Kavala International Airport in northern Greece named a terminal after the general, while the twin 'Alexander Airport' is across the border in what is now Northern Macedonia.

Although the General's name was dropped from the Macedonian building in 2018, after Greek flights refused to fly to Skopje, both countries claim Alexander III of Macedon as a cultural icon.

Greece and Northern Macedonia were less willing – however – to accept him as a gay icon.

Skopje airport, previously known as Alexander the Great, in Northern Macedonia, formerly known as Macedonia. Photo / Getty Images
Skopje airport, previously known as Alexander the Great, in Northern Macedonia, formerly known as Macedonia.

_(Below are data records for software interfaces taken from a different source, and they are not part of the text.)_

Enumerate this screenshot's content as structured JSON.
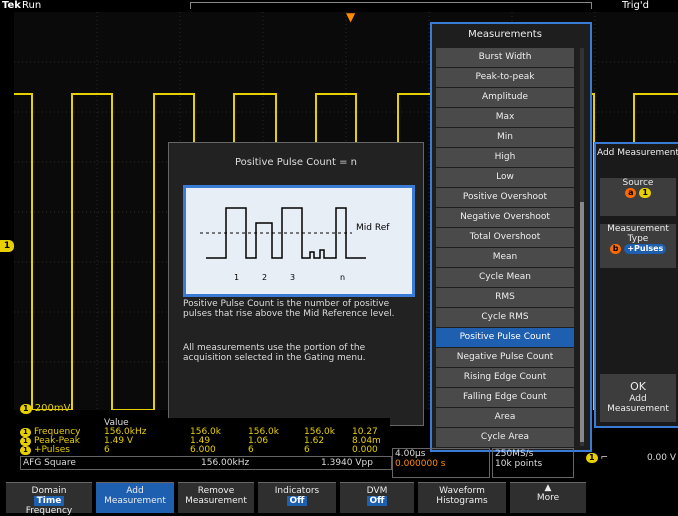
{
  "status": {
    "brand": "Tek",
    "run": "Run",
    "trigger": "Trig'd"
  },
  "channel": {
    "marker": "1",
    "scale": "200mV"
  },
  "info_panel": {
    "title": "Positive Pulse Count = n",
    "diagram_label": "Mid Ref",
    "pulse_labels": [
      "1",
      "2",
      "3",
      "n"
    ],
    "text1": "Positive Pulse Count is the number of positive pulses that rise above the Mid Reference level.",
    "text2": "All measurements use the portion of the acquisition selected in the Gating menu."
  },
  "measurements": {
    "title": "Measurements",
    "items": [
      "Burst Width",
      "Peak-to-peak",
      "Amplitude",
      "Max",
      "Min",
      "High",
      "Low",
      "Positive Overshoot",
      "Negative Overshoot",
      "Total Overshoot",
      "Mean",
      "Cycle Mean",
      "RMS",
      "Cycle RMS",
      "Positive Pulse Count",
      "Negative Pulse Count",
      "Rising Edge Count",
      "Falling Edge Count",
      "Area",
      "Cycle Area"
    ],
    "selected": "Positive Pulse Count"
  },
  "side": {
    "title": "Add Measurement",
    "source_label": "Source",
    "source_badge_a": "a",
    "source_badge_ch": "1",
    "type_label": "Measurement Type",
    "type_badge": "b",
    "type_value": "+Pulses",
    "ok_label": "OK",
    "ok_sub": "Add Measurement"
  },
  "table": {
    "header": "Value",
    "rows": [
      {
        "ch": "1",
        "name": "Frequency",
        "value": "156.0kHz",
        "c1": "156.0k",
        "c2": "156.0k",
        "c3": "156.0k",
        "c4": "10.27"
      },
      {
        "ch": "1",
        "name": "Peak-Peak",
        "value": "1.49 V",
        "c1": "1.49",
        "c2": "1.06",
        "c3": "1.62",
        "c4": "8.04m"
      },
      {
        "ch": "1",
        "name": "+Pulses",
        "value": "6",
        "c1": "6.000",
        "c2": "6",
        "c3": "6",
        "c4": "0.000"
      }
    ]
  },
  "afg": {
    "label": "AFG Square",
    "freq": "156.00kHz",
    "vpp": "1.3940 Vpp"
  },
  "timebase": {
    "scale": "4.00µs",
    "delay": "0.000000 s",
    "rate": "250MS/s",
    "points": "10k points"
  },
  "trigger_readout": {
    "ch": "1",
    "slope": "♩",
    "level": "0.00 V"
  },
  "menu": [
    {
      "line1": "Domain",
      "pill": "Time",
      "line2": "Frequency"
    },
    {
      "line1": "Add",
      "line2": "Measurement"
    },
    {
      "line1": "Remove",
      "line2": "Measurement"
    },
    {
      "line1": "Indicators",
      "pill": "Off"
    },
    {
      "line1": "DVM",
      "pill": "Off"
    },
    {
      "line1": "Waveform",
      "line2": "Histograms"
    },
    {
      "line1": "More"
    }
  ],
  "colors": {
    "ch1": "#e8d000",
    "accent": "#1f5fb0",
    "trigger": "#ff8c00"
  }
}
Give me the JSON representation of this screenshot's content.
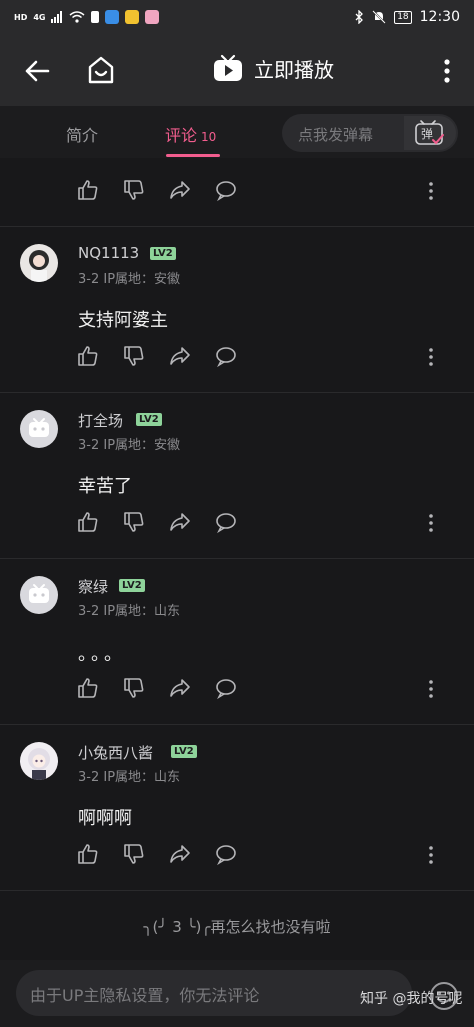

Photo / Getty Images

Ancient and modern writers have discussed the leader's intimate relations, particularly to general Hephaestion, as an open secret.

Academic symposiums have been protested in Macedonia for hinting at Alexander's homosexuality and Oliver Stone was served legal papers by Greeks over the depiction of a bisexual warrior king in his 2004 film Alexander.

Whether the national heroes who have lent their name to these airports were openly "members of the LGBTQ community" – as SFO put it – is muddied by the passage of time.

Let's face it, these historical characters were around long before air travel.

Harvey Milk can however be celebrated as the first whose LGBTQ activism has to be acknowledged as part of his legacy, and now that of the airport.

Not just something to be celebrated or ignored to suit the prevailing political winds.

While Harvey Milk Terminal 1 joins a great pantheon of airports named after local heroes, San Francisco airport welcomes all travellers to a more tolerant city. One that Milk helped forge.